Entries from a dataset of interfaces:
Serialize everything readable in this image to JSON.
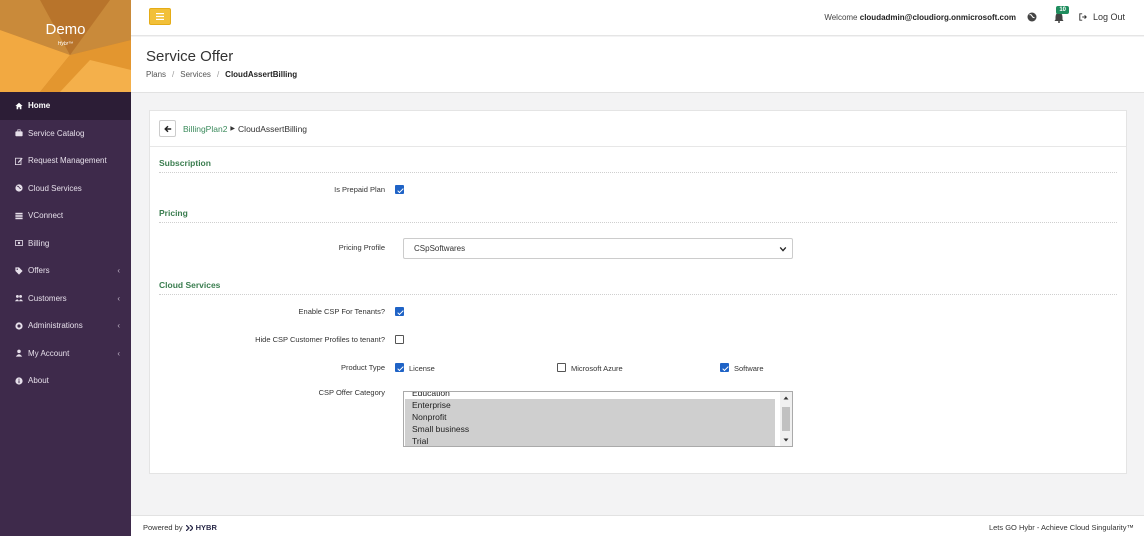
{
  "brand": {
    "title": "Demo",
    "subtitle": "Hybr™"
  },
  "sidebar": {
    "items": [
      {
        "label": "Home",
        "icon": "home-icon"
      },
      {
        "label": "Service Catalog",
        "icon": "briefcase-icon"
      },
      {
        "label": "Request Management",
        "icon": "edit-icon"
      },
      {
        "label": "Cloud Services",
        "icon": "globe-icon"
      },
      {
        "label": "VConnect",
        "icon": "server-icon"
      },
      {
        "label": "Billing",
        "icon": "money-icon"
      },
      {
        "label": "Offers",
        "icon": "tags-icon"
      },
      {
        "label": "Customers",
        "icon": "users-icon"
      },
      {
        "label": "Administrations",
        "icon": "life-ring-icon"
      },
      {
        "label": "My Account",
        "icon": "user-icon"
      },
      {
        "label": "About",
        "icon": "info-icon"
      }
    ]
  },
  "topbar": {
    "welcome_prefix": "Welcome",
    "user": "cloudadmin@cloudiorg.onmicrosoft.com",
    "notification_count": "10",
    "logout_label": "Log Out"
  },
  "header": {
    "title": "Service Offer",
    "breadcrumb": [
      "Plans",
      "Services",
      "CloudAssertBilling"
    ]
  },
  "panel": {
    "back_link": "BillingPlan2",
    "current": "CloudAssertBilling",
    "subscription": {
      "title": "Subscription",
      "prepaid_label": "Is Prepaid Plan"
    },
    "pricing": {
      "title": "Pricing",
      "profile_label": "Pricing Profile",
      "profile_value": "CSpSoftwares"
    },
    "cloud_services": {
      "title": "Cloud Services",
      "enable_csp_label": "Enable CSP For Tenants?",
      "hide_csp_label": "Hide CSP Customer Profiles to tenant?",
      "product_type_label": "Product Type",
      "product_types": [
        "License",
        "Microsoft Azure",
        "Software"
      ],
      "offer_category_label": "CSP Offer Category",
      "offer_categories": [
        "Education",
        "Enterprise",
        "Nonprofit",
        "Small business",
        "Trial"
      ]
    }
  },
  "footer": {
    "powered_by": "Powered by",
    "logo": "HYBR",
    "tagline": "Lets GO Hybr - Achieve Cloud Singularity™"
  }
}
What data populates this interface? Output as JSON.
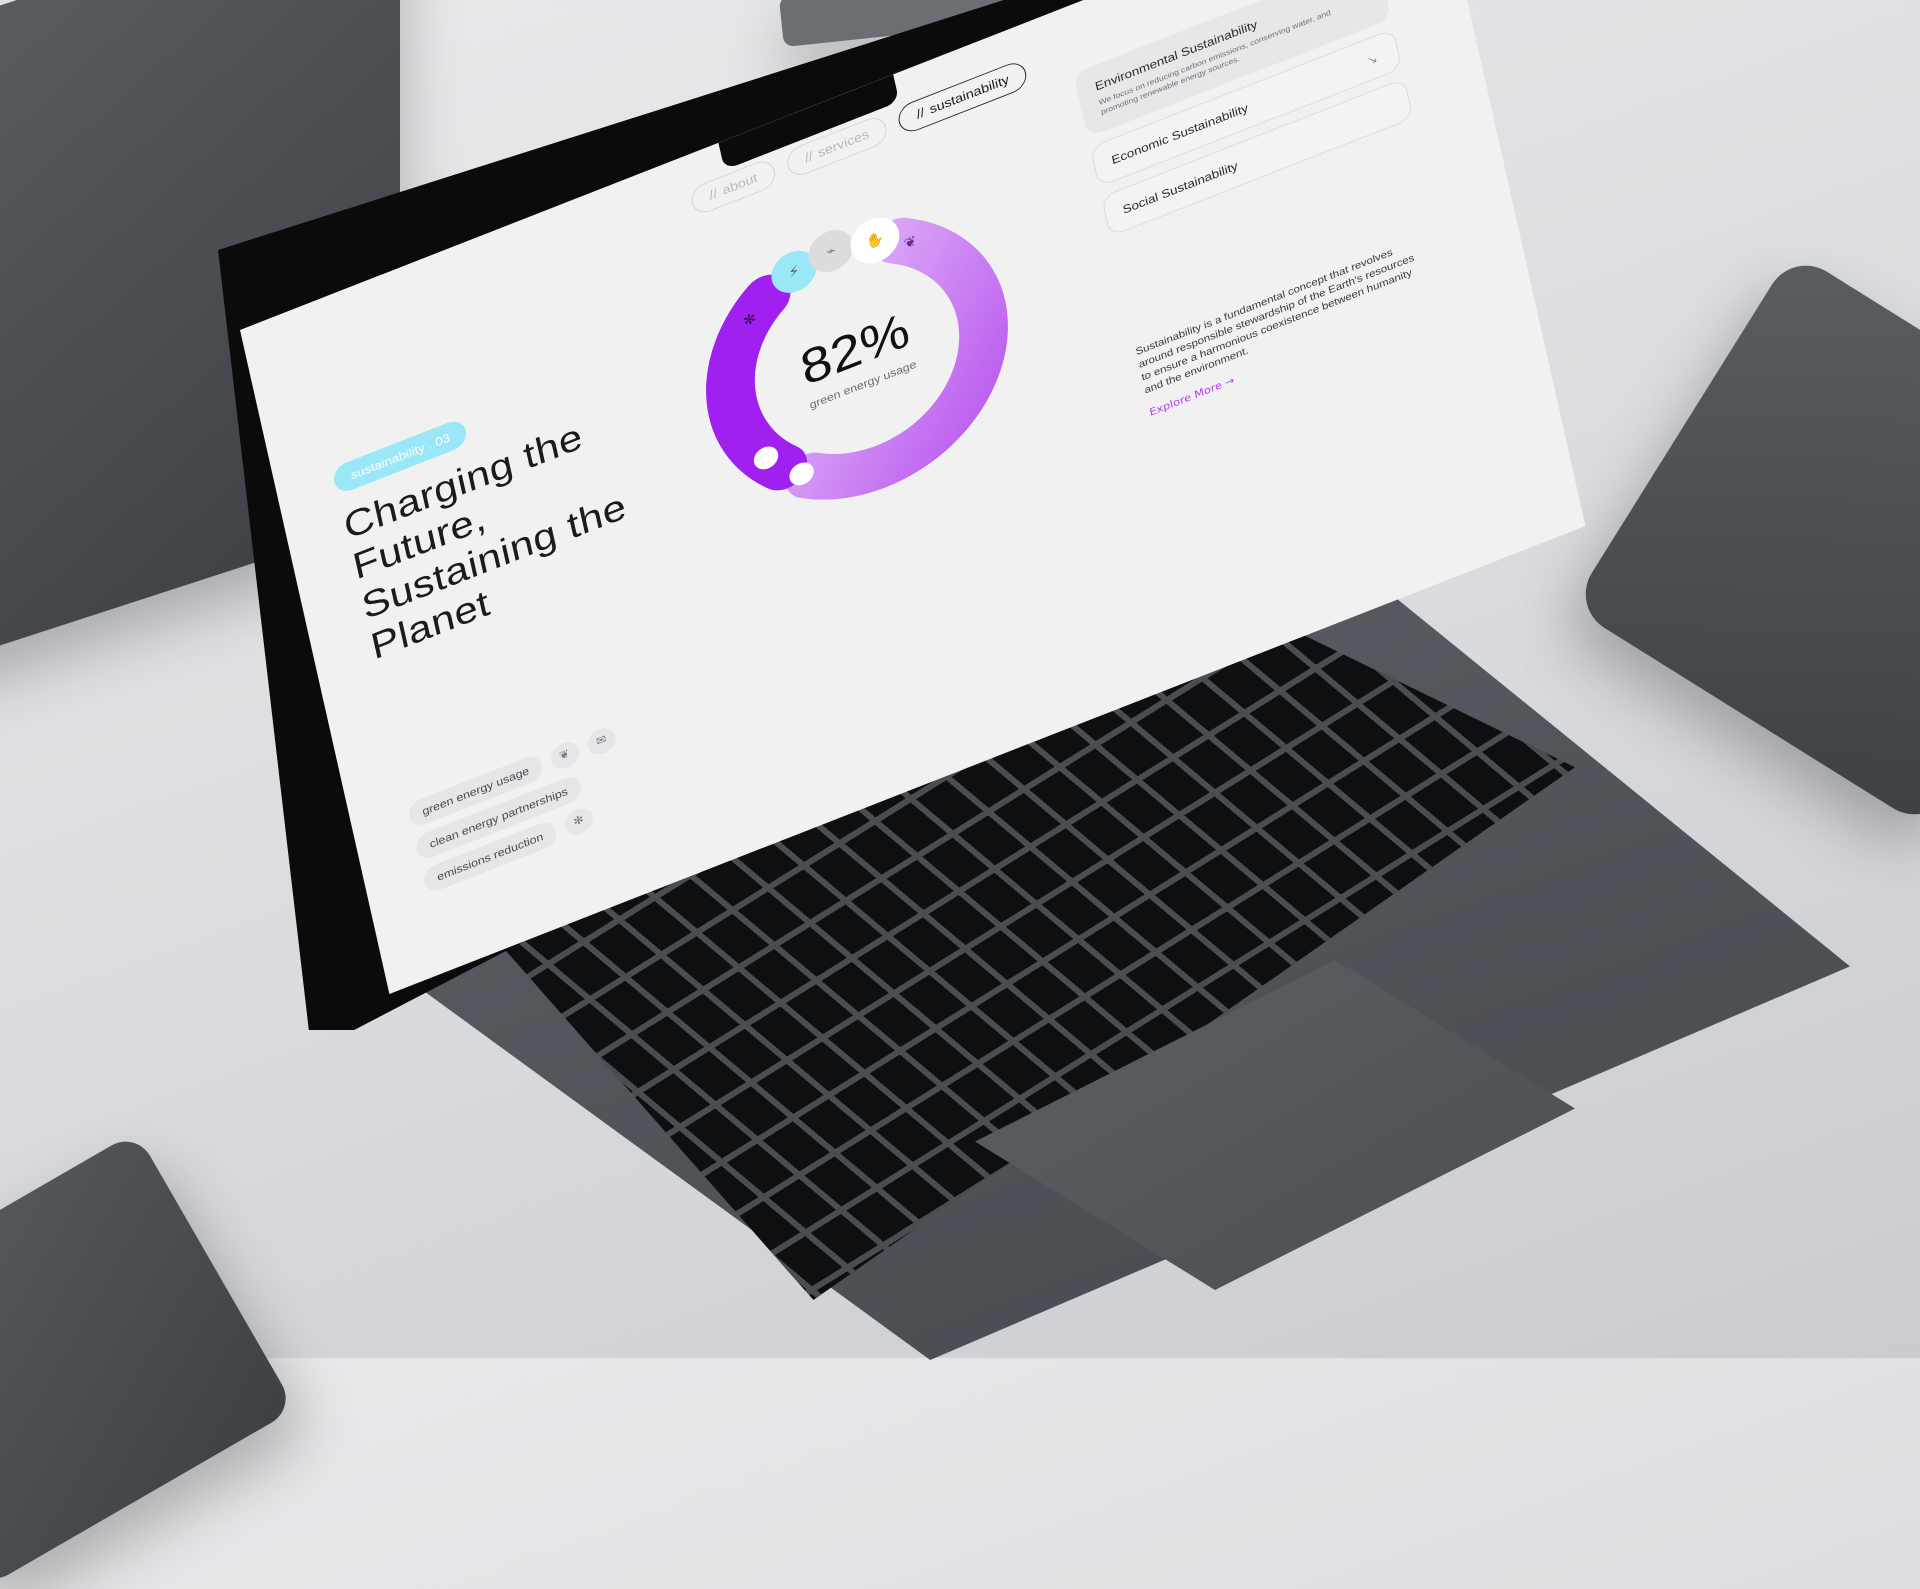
{
  "nav": {
    "items": [
      {
        "hash": "//",
        "label": "about"
      },
      {
        "hash": "//",
        "label": "services"
      },
      {
        "hash": "//",
        "label": "sustainability"
      }
    ]
  },
  "hero": {
    "badge": "sustainability . 03",
    "headline": "Charging the Future, Sustaining the Planet"
  },
  "gauge": {
    "value": "82%",
    "caption": "green energy usage",
    "fraction": 0.82,
    "colors": {
      "primary": "#a020f0",
      "secondary": "#d9a3f5",
      "accent": "#9ae8f7"
    },
    "segment_icons": [
      "leaf-icon",
      "hand-coin-icon",
      "plug-icon",
      "charging-station-icon",
      "wind-turbine-icon"
    ]
  },
  "accordion": {
    "items": [
      {
        "title": "Environmental Sustainability",
        "desc": "We focus on reducing carbon emissions, conserving water, and promoting renewable energy sources.",
        "arrow": "↗"
      },
      {
        "title": "Economic Sustainability",
        "arrow": "↘"
      },
      {
        "title": "Social Sustainability",
        "arrow": "↘"
      }
    ]
  },
  "about": {
    "text": "Sustainability is a fundamental concept that revolves around responsible stewardship of the Earth's resources to ensure a harmonious coexistence between humanity and the environment.",
    "link": "Explore More",
    "link_arrow": "→"
  },
  "tags": [
    {
      "label": "green energy usage",
      "icon": "leaf-icon",
      "glyph": "❦"
    },
    {
      "label": "clean energy partnerships",
      "icon": "mail-icon",
      "glyph": "✉"
    },
    {
      "label": "emissions reduction",
      "icon": "wind-turbine-icon",
      "glyph": "✻"
    }
  ],
  "colors": {
    "accent_purple": "#b43cf0",
    "badge_cyan": "#9ae8f7"
  }
}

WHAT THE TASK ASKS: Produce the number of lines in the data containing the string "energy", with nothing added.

RESULT BELOW: 4